▸ **Work task**:
Exclude the images and repeat all remaining entries exactly.

Component data from apps and pages
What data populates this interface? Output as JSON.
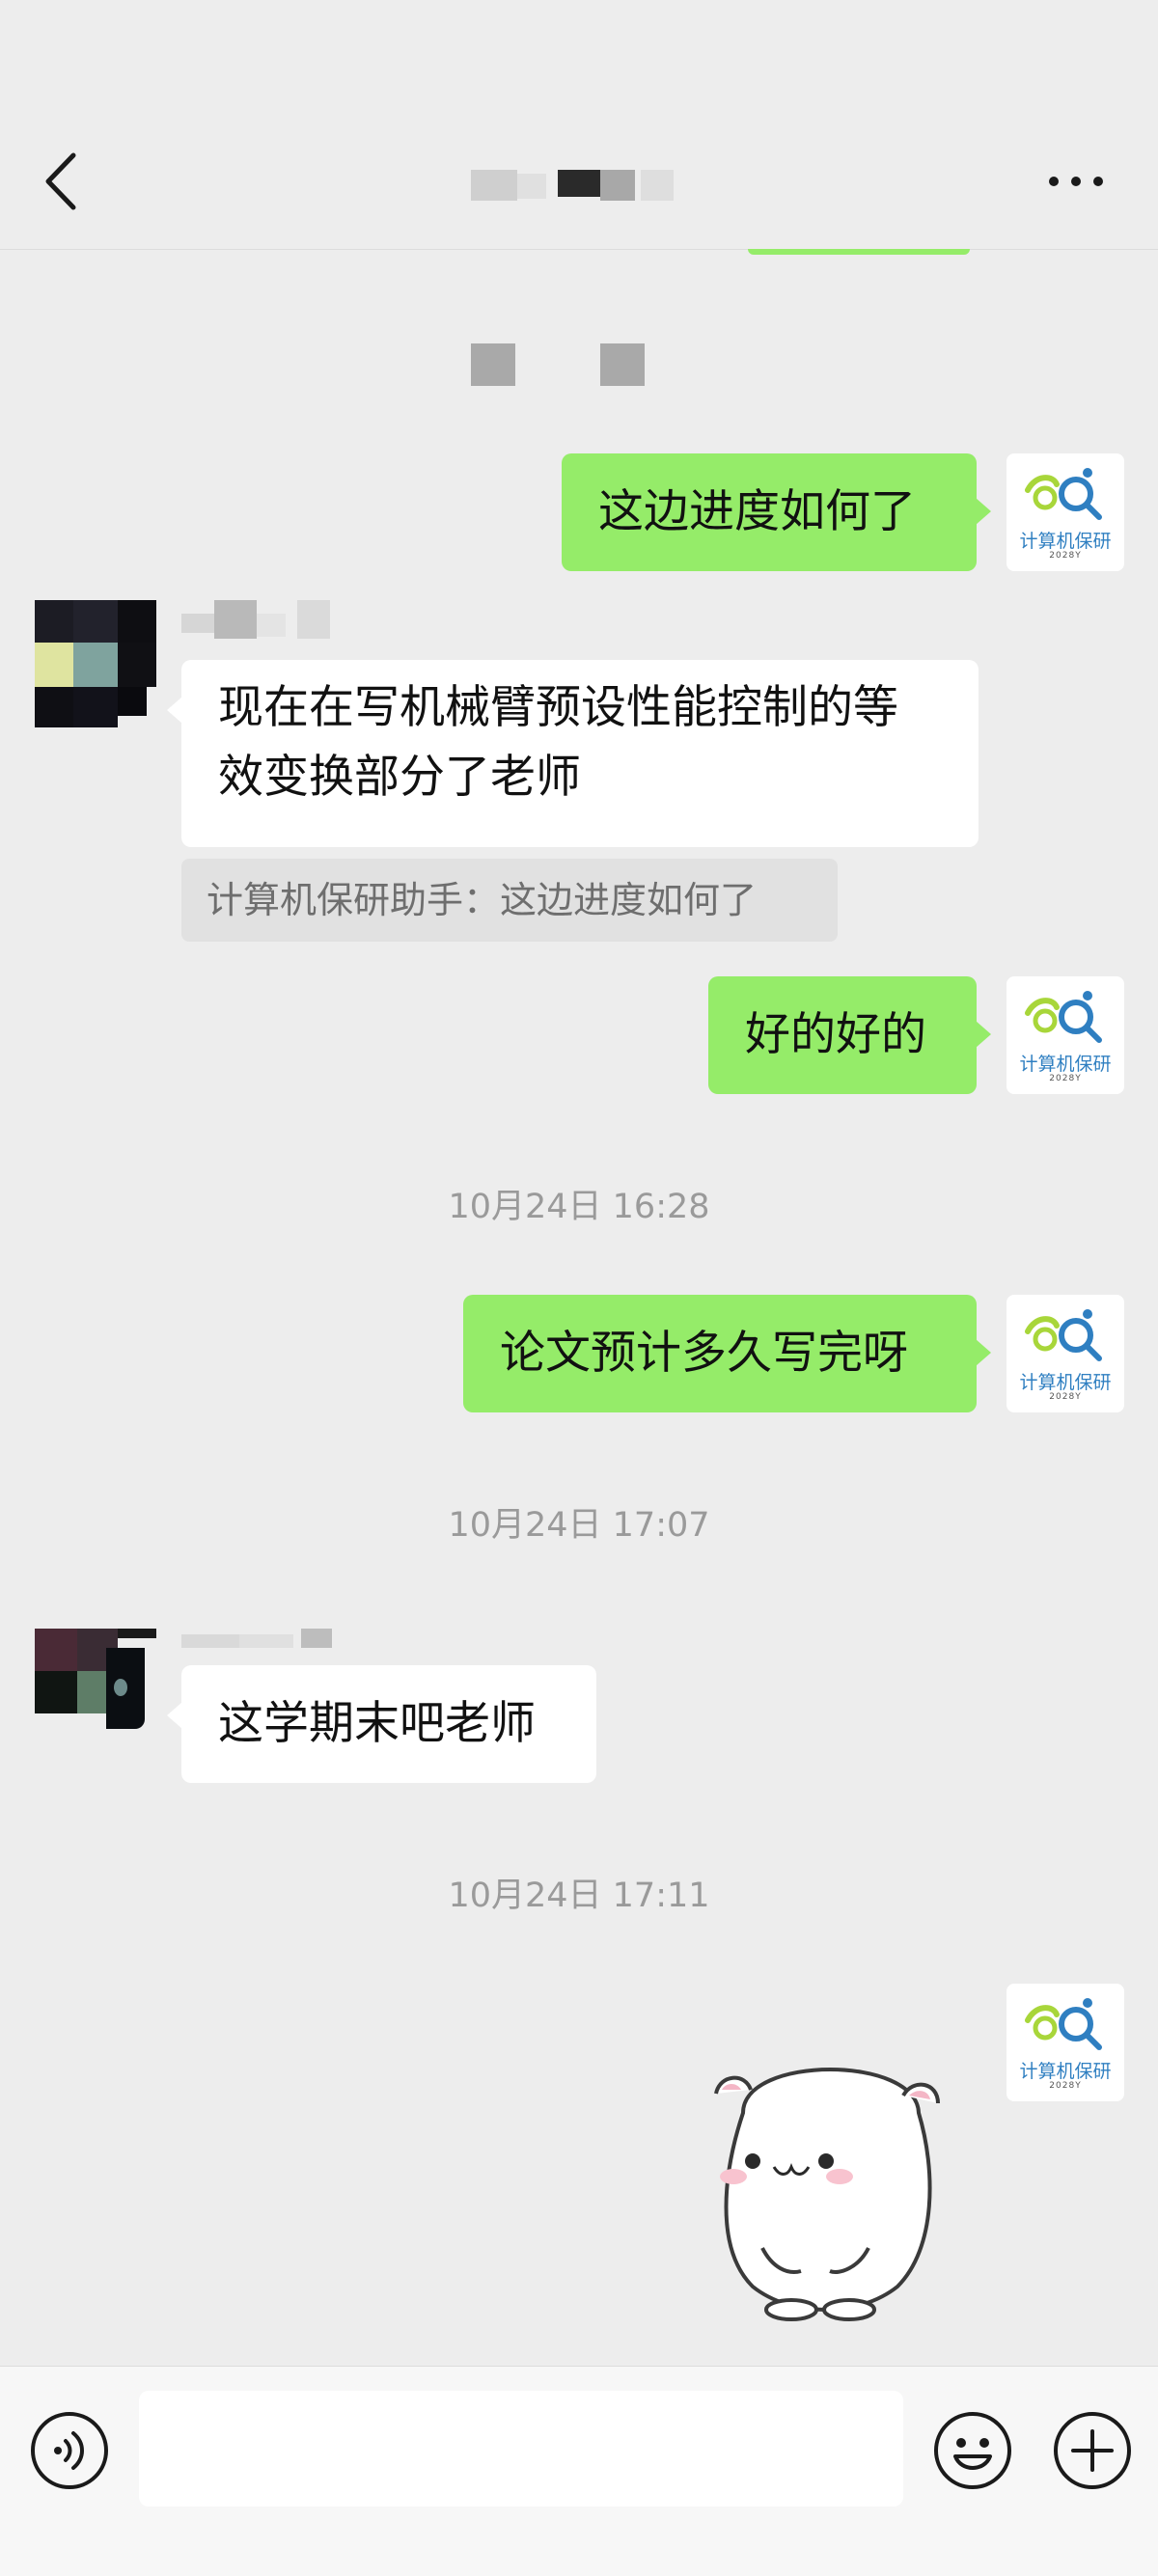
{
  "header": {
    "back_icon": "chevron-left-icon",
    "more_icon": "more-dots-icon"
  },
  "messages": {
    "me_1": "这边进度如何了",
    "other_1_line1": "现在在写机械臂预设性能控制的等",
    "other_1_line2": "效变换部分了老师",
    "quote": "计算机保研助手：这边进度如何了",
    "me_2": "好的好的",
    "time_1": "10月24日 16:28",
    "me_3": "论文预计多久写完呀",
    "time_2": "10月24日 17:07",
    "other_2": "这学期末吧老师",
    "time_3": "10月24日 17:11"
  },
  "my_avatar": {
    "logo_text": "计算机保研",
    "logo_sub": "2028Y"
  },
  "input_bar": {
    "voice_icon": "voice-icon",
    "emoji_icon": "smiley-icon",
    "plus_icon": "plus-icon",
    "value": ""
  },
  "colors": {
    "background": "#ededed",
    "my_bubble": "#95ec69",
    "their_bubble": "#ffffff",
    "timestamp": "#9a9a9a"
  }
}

▸ **Answer box**:
What data populates this interface? Output as JSON.
{
  "header": {
    "back_icon": "chevron-left-icon",
    "more_icon": "more-dots-icon"
  },
  "messages": {
    "me_1": "这边进度如何了",
    "other_1_line1": "现在在写机械臂预设性能控制的等",
    "other_1_line2": "效变换部分了老师",
    "quote": "计算机保研助手：这边进度如何了",
    "me_2": "好的好的",
    "time_1": "10月24日 16:28",
    "me_3": "论文预计多久写完呀",
    "time_2": "10月24日 17:07",
    "other_2": "这学期末吧老师",
    "time_3": "10月24日 17:11"
  },
  "my_avatar": {
    "logo_text": "计算机保研",
    "logo_sub": "2028Y"
  },
  "input_bar": {
    "voice_icon": "voice-icon",
    "emoji_icon": "smiley-icon",
    "plus_icon": "plus-icon",
    "value": ""
  },
  "colors": {
    "background": "#ededed",
    "my_bubble": "#95ec69",
    "their_bubble": "#ffffff",
    "timestamp": "#9a9a9a"
  }
}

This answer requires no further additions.